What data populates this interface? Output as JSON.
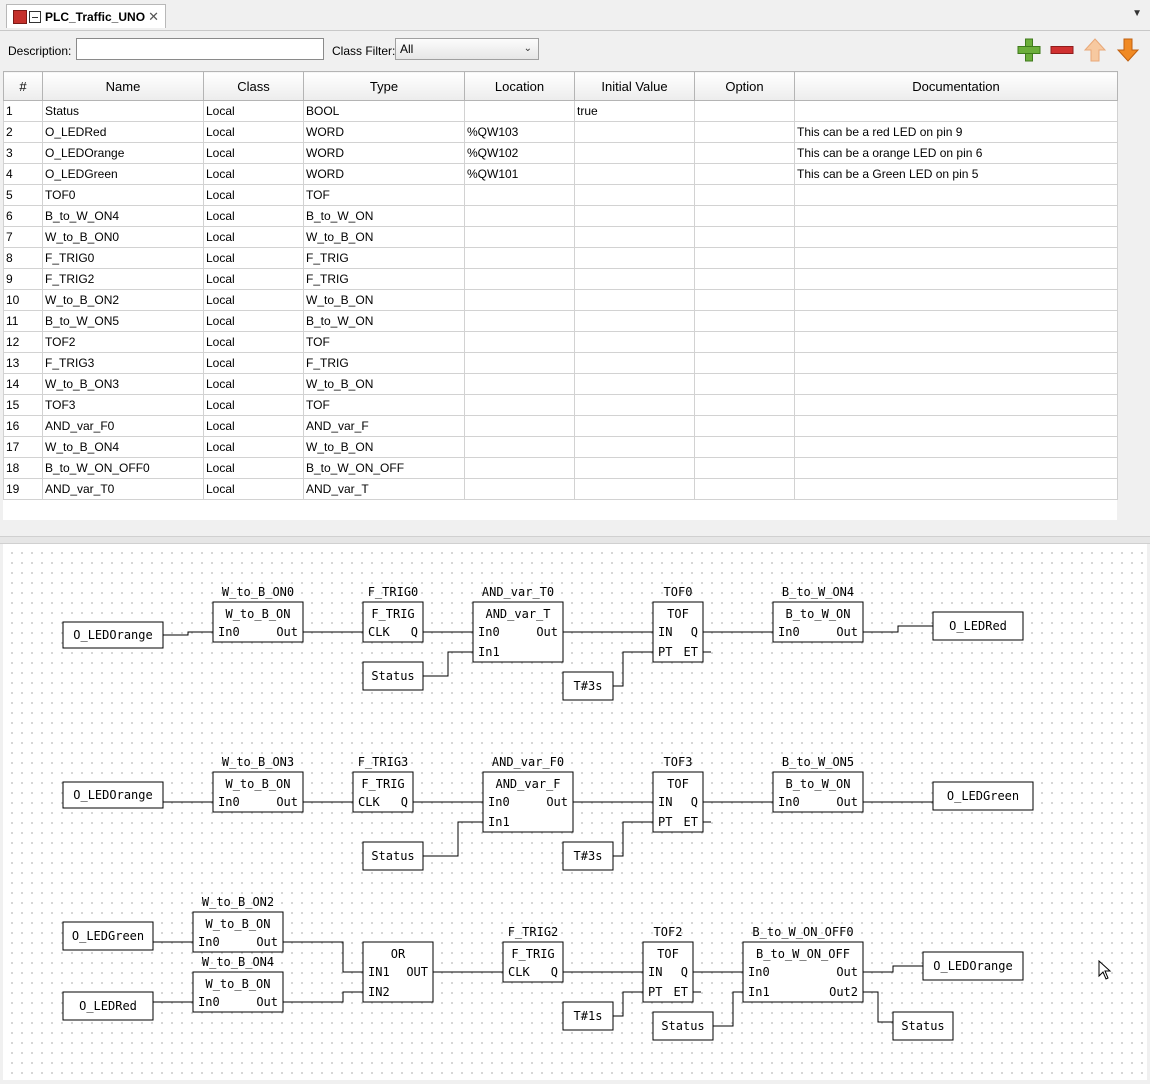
{
  "tab": {
    "title": "PLC_Traffic_UNO",
    "close": "✕",
    "menu_icon": "chevron-down-icon"
  },
  "filter": {
    "description_label": "Description:",
    "description_value": "",
    "class_filter_label": "Class Filter:",
    "class_filter_value": "All"
  },
  "toolbar": {
    "add_icon": "plus-icon",
    "remove_icon": "minus-icon",
    "up_icon": "arrow-up-icon",
    "down_icon": "arrow-down-icon",
    "colors": {
      "add": "#6cae3b",
      "remove": "#d03030",
      "up": "#f7c9a0",
      "down": "#f08a24"
    }
  },
  "table": {
    "columns": [
      "#",
      "Name",
      "Class",
      "Type",
      "Location",
      "Initial Value",
      "Option",
      "Documentation"
    ],
    "rows": [
      [
        "1",
        "Status",
        "Local",
        "BOOL",
        "",
        "true",
        "",
        ""
      ],
      [
        "2",
        "O_LEDRed",
        "Local",
        "WORD",
        "%QW103",
        "",
        "",
        "This can be a red LED on pin 9"
      ],
      [
        "3",
        "O_LEDOrange",
        "Local",
        "WORD",
        "%QW102",
        "",
        "",
        "This can be a orange LED on pin 6"
      ],
      [
        "4",
        "O_LEDGreen",
        "Local",
        "WORD",
        "%QW101",
        "",
        "",
        "This can be a Green LED on pin 5"
      ],
      [
        "5",
        "TOF0",
        "Local",
        "TOF",
        "",
        "",
        "",
        ""
      ],
      [
        "6",
        "B_to_W_ON4",
        "Local",
        "B_to_W_ON",
        "",
        "",
        "",
        ""
      ],
      [
        "7",
        "W_to_B_ON0",
        "Local",
        "W_to_B_ON",
        "",
        "",
        "",
        ""
      ],
      [
        "8",
        "F_TRIG0",
        "Local",
        "F_TRIG",
        "",
        "",
        "",
        ""
      ],
      [
        "9",
        "F_TRIG2",
        "Local",
        "F_TRIG",
        "",
        "",
        "",
        ""
      ],
      [
        "10",
        "W_to_B_ON2",
        "Local",
        "W_to_B_ON",
        "",
        "",
        "",
        ""
      ],
      [
        "11",
        "B_to_W_ON5",
        "Local",
        "B_to_W_ON",
        "",
        "",
        "",
        ""
      ],
      [
        "12",
        "TOF2",
        "Local",
        "TOF",
        "",
        "",
        "",
        ""
      ],
      [
        "13",
        "F_TRIG3",
        "Local",
        "F_TRIG",
        "",
        "",
        "",
        ""
      ],
      [
        "14",
        "W_to_B_ON3",
        "Local",
        "W_to_B_ON",
        "",
        "",
        "",
        ""
      ],
      [
        "15",
        "TOF3",
        "Local",
        "TOF",
        "",
        "",
        "",
        ""
      ],
      [
        "16",
        "AND_var_F0",
        "Local",
        "AND_var_F",
        "",
        "",
        "",
        ""
      ],
      [
        "17",
        "W_to_B_ON4",
        "Local",
        "W_to_B_ON",
        "",
        "",
        "",
        ""
      ],
      [
        "18",
        "B_to_W_ON_OFF0",
        "Local",
        "B_to_W_ON_OFF",
        "",
        "",
        "",
        ""
      ],
      [
        "19",
        "AND_var_T0",
        "Local",
        "AND_var_T",
        "",
        "",
        "",
        ""
      ]
    ]
  },
  "diagram": {
    "variables": [
      "O_LEDOrange",
      "Status",
      "T#3s",
      "O_LEDRed",
      "O_LEDOrange",
      "Status",
      "T#3s",
      "O_LEDGreen",
      "O_LEDGreen",
      "O_LEDRed",
      "T#1s",
      "Status",
      "O_LEDOrange",
      "Status"
    ],
    "blocks": [
      {
        "instance": "W_to_B_ON0",
        "type": "W_to_B_ON",
        "inputs": [
          "In0"
        ],
        "outputs": [
          "Out"
        ]
      },
      {
        "instance": "F_TRIG0",
        "type": "F_TRIG",
        "inputs": [
          "CLK"
        ],
        "outputs": [
          "Q"
        ]
      },
      {
        "instance": "AND_var_T0",
        "type": "AND_var_T",
        "inputs": [
          "In0",
          "In1"
        ],
        "outputs": [
          "Out"
        ]
      },
      {
        "instance": "TOF0",
        "type": "TOF",
        "inputs": [
          "IN",
          "PT"
        ],
        "outputs": [
          "Q",
          "ET"
        ]
      },
      {
        "instance": "B_to_W_ON4",
        "type": "B_to_W_ON",
        "inputs": [
          "In0"
        ],
        "outputs": [
          "Out"
        ]
      },
      {
        "instance": "W_to_B_ON3",
        "type": "W_to_B_ON",
        "inputs": [
          "In0"
        ],
        "outputs": [
          "Out"
        ]
      },
      {
        "instance": "F_TRIG3",
        "type": "F_TRIG",
        "inputs": [
          "CLK"
        ],
        "outputs": [
          "Q"
        ]
      },
      {
        "instance": "AND_var_F0",
        "type": "AND_var_F",
        "inputs": [
          "In0",
          "In1"
        ],
        "outputs": [
          "Out"
        ]
      },
      {
        "instance": "TOF3",
        "type": "TOF",
        "inputs": [
          "IN",
          "PT"
        ],
        "outputs": [
          "Q",
          "ET"
        ]
      },
      {
        "instance": "B_to_W_ON5",
        "type": "B_to_W_ON",
        "inputs": [
          "In0"
        ],
        "outputs": [
          "Out"
        ]
      },
      {
        "instance": "W_to_B_ON2",
        "type": "W_to_B_ON",
        "inputs": [
          "In0"
        ],
        "outputs": [
          "Out"
        ]
      },
      {
        "instance": "W_to_B_ON4",
        "type": "W_to_B_ON",
        "inputs": [
          "In0"
        ],
        "outputs": [
          "Out"
        ]
      },
      {
        "instance": "",
        "type": "OR",
        "inputs": [
          "IN1",
          "IN2"
        ],
        "outputs": [
          "OUT"
        ]
      },
      {
        "instance": "F_TRIG2",
        "type": "F_TRIG",
        "inputs": [
          "CLK"
        ],
        "outputs": [
          "Q"
        ]
      },
      {
        "instance": "TOF2",
        "type": "TOF",
        "inputs": [
          "IN",
          "PT"
        ],
        "outputs": [
          "Q",
          "ET"
        ]
      },
      {
        "instance": "B_to_W_ON_OFF0",
        "type": "B_to_W_ON_OFF",
        "inputs": [
          "In0",
          "In1"
        ],
        "outputs": [
          "Out",
          "Out2"
        ]
      }
    ]
  }
}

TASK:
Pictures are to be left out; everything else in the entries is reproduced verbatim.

EXPECTED OUTPUT:
What data populates this interface? Output as JSON.
{
  "tab": {
    "title": "PLC_Traffic_UNO",
    "close": "✕",
    "menu_icon": "chevron-down-icon"
  },
  "filter": {
    "description_label": "Description:",
    "description_value": "",
    "class_filter_label": "Class Filter:",
    "class_filter_value": "All"
  },
  "toolbar": {
    "add_icon": "plus-icon",
    "remove_icon": "minus-icon",
    "up_icon": "arrow-up-icon",
    "down_icon": "arrow-down-icon",
    "colors": {
      "add": "#6cae3b",
      "remove": "#d03030",
      "up": "#f7c9a0",
      "down": "#f08a24"
    }
  },
  "table": {
    "columns": [
      "#",
      "Name",
      "Class",
      "Type",
      "Location",
      "Initial Value",
      "Option",
      "Documentation"
    ],
    "rows": [
      [
        "1",
        "Status",
        "Local",
        "BOOL",
        "",
        "true",
        "",
        ""
      ],
      [
        "2",
        "O_LEDRed",
        "Local",
        "WORD",
        "%QW103",
        "",
        "",
        "This can be a red LED on pin 9"
      ],
      [
        "3",
        "O_LEDOrange",
        "Local",
        "WORD",
        "%QW102",
        "",
        "",
        "This can be a orange LED on pin 6"
      ],
      [
        "4",
        "O_LEDGreen",
        "Local",
        "WORD",
        "%QW101",
        "",
        "",
        "This can be a Green LED on pin 5"
      ],
      [
        "5",
        "TOF0",
        "Local",
        "TOF",
        "",
        "",
        "",
        ""
      ],
      [
        "6",
        "B_to_W_ON4",
        "Local",
        "B_to_W_ON",
        "",
        "",
        "",
        ""
      ],
      [
        "7",
        "W_to_B_ON0",
        "Local",
        "W_to_B_ON",
        "",
        "",
        "",
        ""
      ],
      [
        "8",
        "F_TRIG0",
        "Local",
        "F_TRIG",
        "",
        "",
        "",
        ""
      ],
      [
        "9",
        "F_TRIG2",
        "Local",
        "F_TRIG",
        "",
        "",
        "",
        ""
      ],
      [
        "10",
        "W_to_B_ON2",
        "Local",
        "W_to_B_ON",
        "",
        "",
        "",
        ""
      ],
      [
        "11",
        "B_to_W_ON5",
        "Local",
        "B_to_W_ON",
        "",
        "",
        "",
        ""
      ],
      [
        "12",
        "TOF2",
        "Local",
        "TOF",
        "",
        "",
        "",
        ""
      ],
      [
        "13",
        "F_TRIG3",
        "Local",
        "F_TRIG",
        "",
        "",
        "",
        ""
      ],
      [
        "14",
        "W_to_B_ON3",
        "Local",
        "W_to_B_ON",
        "",
        "",
        "",
        ""
      ],
      [
        "15",
        "TOF3",
        "Local",
        "TOF",
        "",
        "",
        "",
        ""
      ],
      [
        "16",
        "AND_var_F0",
        "Local",
        "AND_var_F",
        "",
        "",
        "",
        ""
      ],
      [
        "17",
        "W_to_B_ON4",
        "Local",
        "W_to_B_ON",
        "",
        "",
        "",
        ""
      ],
      [
        "18",
        "B_to_W_ON_OFF0",
        "Local",
        "B_to_W_ON_OFF",
        "",
        "",
        "",
        ""
      ],
      [
        "19",
        "AND_var_T0",
        "Local",
        "AND_var_T",
        "",
        "",
        "",
        ""
      ]
    ]
  },
  "diagram": {
    "variables": [
      "O_LEDOrange",
      "Status",
      "T#3s",
      "O_LEDRed",
      "O_LEDOrange",
      "Status",
      "T#3s",
      "O_LEDGreen",
      "O_LEDGreen",
      "O_LEDRed",
      "T#1s",
      "Status",
      "O_LEDOrange",
      "Status"
    ],
    "blocks": [
      {
        "instance": "W_to_B_ON0",
        "type": "W_to_B_ON",
        "inputs": [
          "In0"
        ],
        "outputs": [
          "Out"
        ]
      },
      {
        "instance": "F_TRIG0",
        "type": "F_TRIG",
        "inputs": [
          "CLK"
        ],
        "outputs": [
          "Q"
        ]
      },
      {
        "instance": "AND_var_T0",
        "type": "AND_var_T",
        "inputs": [
          "In0",
          "In1"
        ],
        "outputs": [
          "Out"
        ]
      },
      {
        "instance": "TOF0",
        "type": "TOF",
        "inputs": [
          "IN",
          "PT"
        ],
        "outputs": [
          "Q",
          "ET"
        ]
      },
      {
        "instance": "B_to_W_ON4",
        "type": "B_to_W_ON",
        "inputs": [
          "In0"
        ],
        "outputs": [
          "Out"
        ]
      },
      {
        "instance": "W_to_B_ON3",
        "type": "W_to_B_ON",
        "inputs": [
          "In0"
        ],
        "outputs": [
          "Out"
        ]
      },
      {
        "instance": "F_TRIG3",
        "type": "F_TRIG",
        "inputs": [
          "CLK"
        ],
        "outputs": [
          "Q"
        ]
      },
      {
        "instance": "AND_var_F0",
        "type": "AND_var_F",
        "inputs": [
          "In0",
          "In1"
        ],
        "outputs": [
          "Out"
        ]
      },
      {
        "instance": "TOF3",
        "type": "TOF",
        "inputs": [
          "IN",
          "PT"
        ],
        "outputs": [
          "Q",
          "ET"
        ]
      },
      {
        "instance": "B_to_W_ON5",
        "type": "B_to_W_ON",
        "inputs": [
          "In0"
        ],
        "outputs": [
          "Out"
        ]
      },
      {
        "instance": "W_to_B_ON2",
        "type": "W_to_B_ON",
        "inputs": [
          "In0"
        ],
        "outputs": [
          "Out"
        ]
      },
      {
        "instance": "W_to_B_ON4",
        "type": "W_to_B_ON",
        "inputs": [
          "In0"
        ],
        "outputs": [
          "Out"
        ]
      },
      {
        "instance": "",
        "type": "OR",
        "inputs": [
          "IN1",
          "IN2"
        ],
        "outputs": [
          "OUT"
        ]
      },
      {
        "instance": "F_TRIG2",
        "type": "F_TRIG",
        "inputs": [
          "CLK"
        ],
        "outputs": [
          "Q"
        ]
      },
      {
        "instance": "TOF2",
        "type": "TOF",
        "inputs": [
          "IN",
          "PT"
        ],
        "outputs": [
          "Q",
          "ET"
        ]
      },
      {
        "instance": "B_to_W_ON_OFF0",
        "type": "B_to_W_ON_OFF",
        "inputs": [
          "In0",
          "In1"
        ],
        "outputs": [
          "Out",
          "Out2"
        ]
      }
    ]
  }
}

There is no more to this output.